The artists engage with the space through the artworks in a multitude of ways. After thinking about the space, the urgent question, arising from the title of the exhibition, is that of what are the conditions under which the artists operate. Aho and Hinkula have both experimented at the borders of painting (un)systematically – one should not argue that they stretch the borders, since the borders know no limits. For example, ready-made objects, which are a seminal part of the artists working habitudes, are re-contextualized in the works. This happens by relocating the ready-made objects to the area of painting, but without them losing their relation to everyday realm. The usage of ready-made objects in the paintings is taken so far that it is not clear where the work starts and where it ends. Is the monitor presenting a video work physically essential part of the work? Or the heater, around which a site-specific painting is built? In the exhibition even painted colors have a ready-made -character to them, as they are chosen by color code rather than by mixing or experimenting. The burdensome history of painting is thus faded, only to emphasize the fact that it is first and foremost painting that is being considered here.

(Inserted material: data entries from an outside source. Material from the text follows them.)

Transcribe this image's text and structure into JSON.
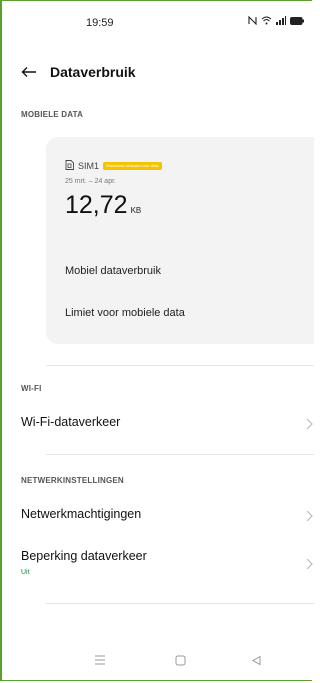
{
  "status": {
    "time": "19:59",
    "icons": [
      "nfc-icon",
      "wifi-icon",
      "signal-icon",
      "battery-icon"
    ]
  },
  "header": {
    "title": "Dataverbruik"
  },
  "mobile": {
    "section": "MOBIELE DATA",
    "sim": {
      "label": "SIM1",
      "badge": "Standaard simkaart voor data",
      "period": "25 mrt. – 24 apr.",
      "usage_value": "12,72",
      "usage_unit": "KB",
      "item_usage": "Mobiel dataverbruik",
      "item_limit": "Limiet voor mobiele data"
    }
  },
  "wifi": {
    "section": "WI-FI",
    "item": "Wi-Fi-dataverkeer"
  },
  "network": {
    "section": "NETWERKINSTELLINGEN",
    "permissions": "Netwerkmachtigingen",
    "restriction": "Beperking dataverkeer",
    "restriction_status": "Uit"
  },
  "colors": {
    "accent": "#1a8a4a",
    "badge": "#f5c400",
    "card_bg": "#f3f3f3"
  }
}
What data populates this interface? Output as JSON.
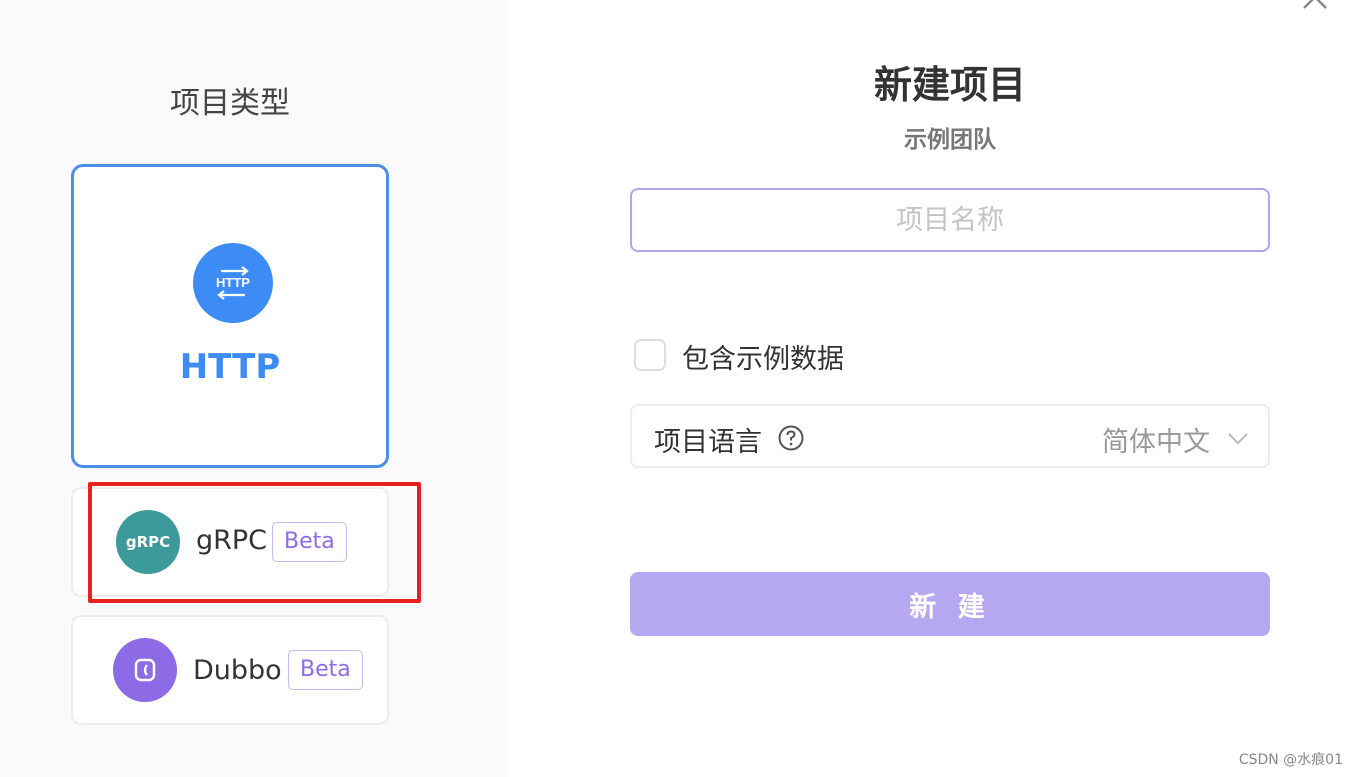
{
  "left_panel": {
    "title": "项目类型",
    "types": {
      "http": {
        "label": "HTTP",
        "icon": "http-icon",
        "icon_text": "HTTP",
        "color": "#3d8bf5",
        "selected": true
      },
      "grpc": {
        "label": "gRPC",
        "icon": "grpc-icon",
        "icon_text": "gRPC",
        "badge": "Beta",
        "color": "#3d9a9a"
      },
      "dubbo": {
        "label": "Dubbo",
        "icon": "dubbo-icon",
        "badge": "Beta",
        "color": "#8d6be6"
      }
    }
  },
  "form": {
    "title": "新建项目",
    "subtitle": "示例团队",
    "name_input": {
      "placeholder": "项目名称",
      "value": ""
    },
    "sample_data_checkbox": {
      "label": "包含示例数据",
      "checked": false
    },
    "language": {
      "label": "项目语言",
      "value": "简体中文",
      "help_icon": "question-circle-icon",
      "chevron": "chevron-down-icon"
    },
    "create_button": "新 建"
  },
  "watermark": "CSDN @水痕01",
  "colors": {
    "accent_blue": "#3d8bf5",
    "accent_purple": "#b6a8f0",
    "highlight_red": "#e6211f"
  }
}
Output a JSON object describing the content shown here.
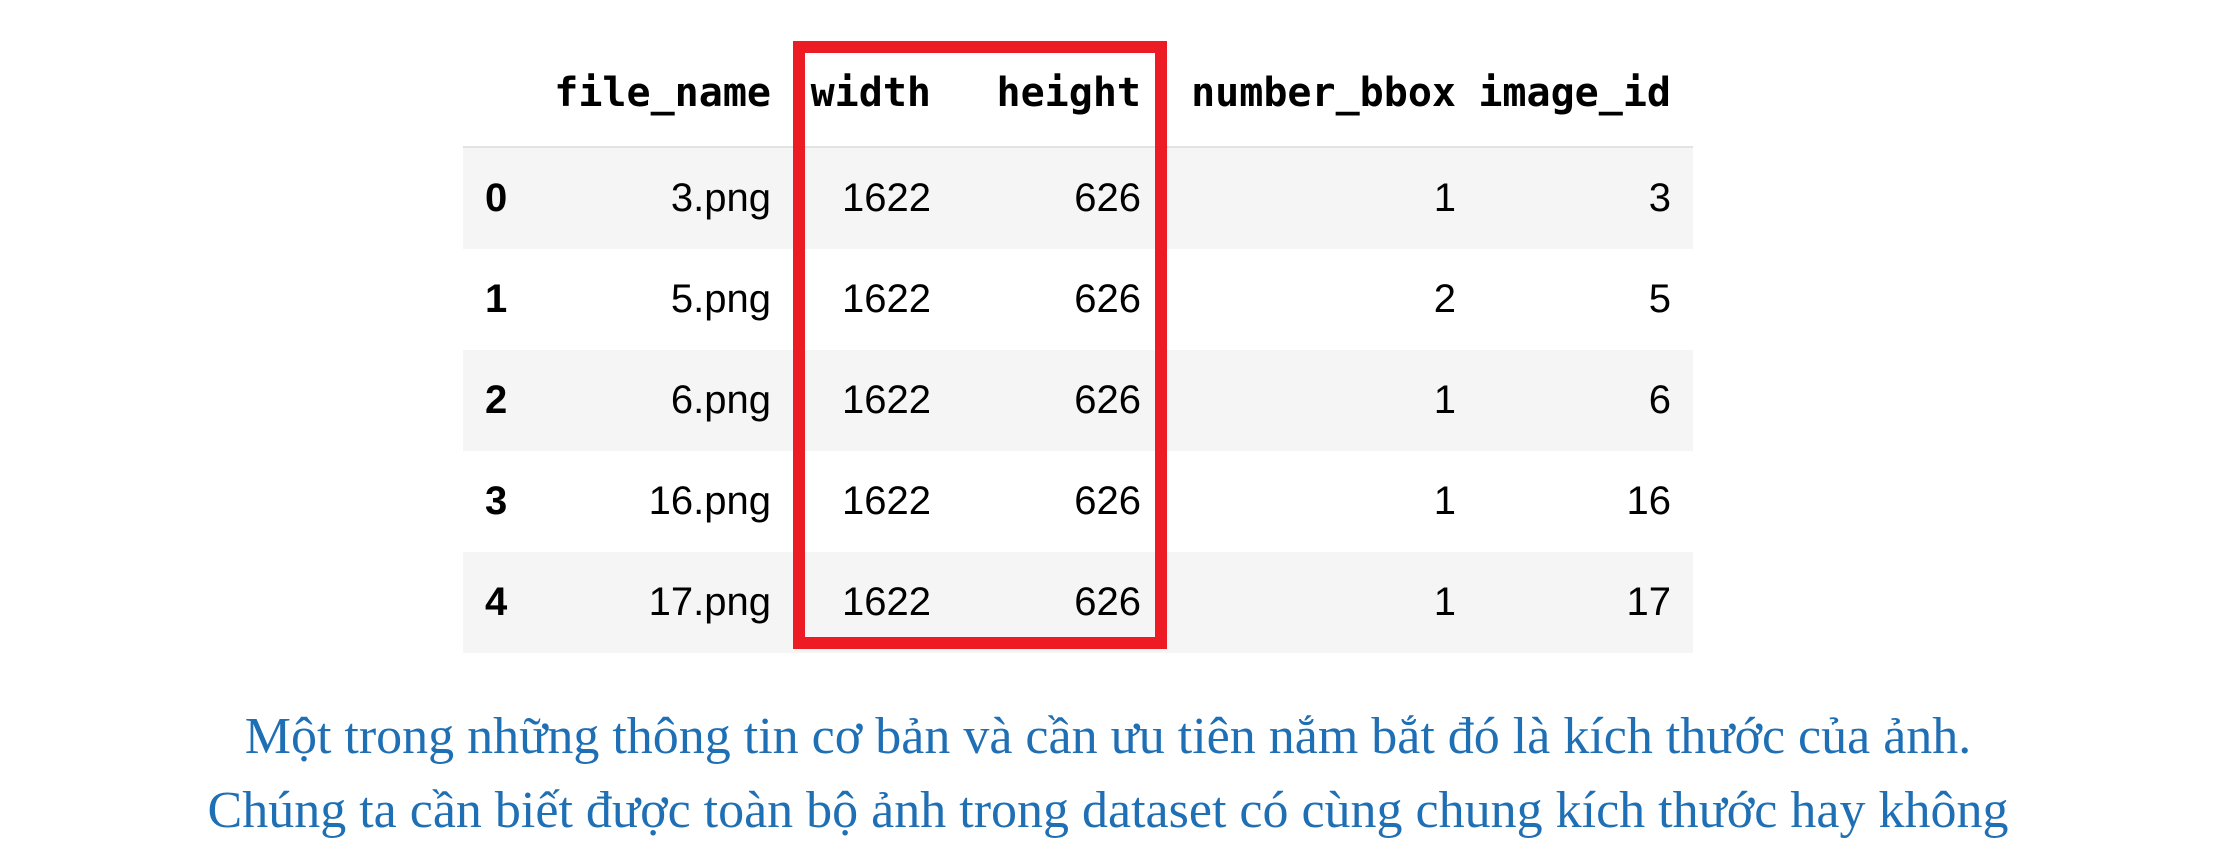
{
  "table": {
    "columns": [
      "file_name",
      "width",
      "height",
      "number_bbox",
      "image_id"
    ],
    "rows": [
      {
        "index": "0",
        "cells": [
          "3.png",
          "1622",
          "626",
          "1",
          "3"
        ]
      },
      {
        "index": "1",
        "cells": [
          "5.png",
          "1622",
          "626",
          "2",
          "5"
        ]
      },
      {
        "index": "2",
        "cells": [
          "6.png",
          "1622",
          "626",
          "1",
          "6"
        ]
      },
      {
        "index": "3",
        "cells": [
          "16.png",
          "1622",
          "626",
          "1",
          "16"
        ]
      },
      {
        "index": "4",
        "cells": [
          "17.png",
          "1622",
          "626",
          "1",
          "17"
        ]
      }
    ]
  },
  "highlight": {
    "color": "#ed1c24",
    "columns": [
      "width",
      "height"
    ]
  },
  "caption": {
    "line1": "Một trong những thông tin cơ bản và cần ưu tiên nắm bắt đó là kích thước của ảnh.",
    "line2": "Chúng ta cần biết được toàn bộ ảnh trong dataset có cùng chung kích thước hay không",
    "color": "#1f6fb5"
  }
}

Still, there is nothing mystical in Under the Conditions. The references to this world are so direct that it is actually difficult to name them as just references. The works in the exhibition approach painting as a medium in painterly conditions. The rules applied are, thus, strict and loose at the same time: working-in and thinking-with painting, moving as far and as close as possible, and preferably at the same time.
About the artists:
Henna Aho is a multidisciplinary Finnish artist, known for abstract, large-scale, material- based constructions combining painting and hand-woven textiles. She has received grants, residencies, and commissions from the Kone Foundation, Finnish Cultural Found, the Arts Promotion Centre Finland, and Justheat pan-European research project. Aho obtained her MFA from the Finnish Academy of Fine Arts, Helsinki, and the University of Arts and Design, Helsinki. Her work has been exhibited across Finland in shows such as in Wäinö Aaltonen Museum, Turku Art Hall, and Mänttä Art Festival. Aho´s work is represented in several collections in Finland; HAM Helsinki Art Museum, Oulu Art Museum, Turku City, Turku University of Applied Sciences, and Finnish National Gallery.
Kaija Hinkulas (b.1984) artistic work operates within the field of expanded painting, where conventional two-dimensional paintings expand into sculptural and spatial experiences. In this expanded field, colours, paint, and compositions familiar from the tradition of painting combine with the methods of sculpture, and time and space arts. Finland-based visual artist Kaija Hinkula has graduated as a Master of Fine Arts from the Helsinki Academy of Fine Arts. Hinkula has held solo exhibitions and participated in group exhibitions in Finland and abroad and her works are featured in the Finnish State Art Deposit Collection and in the collections of HAM Helsinki Museum of Art.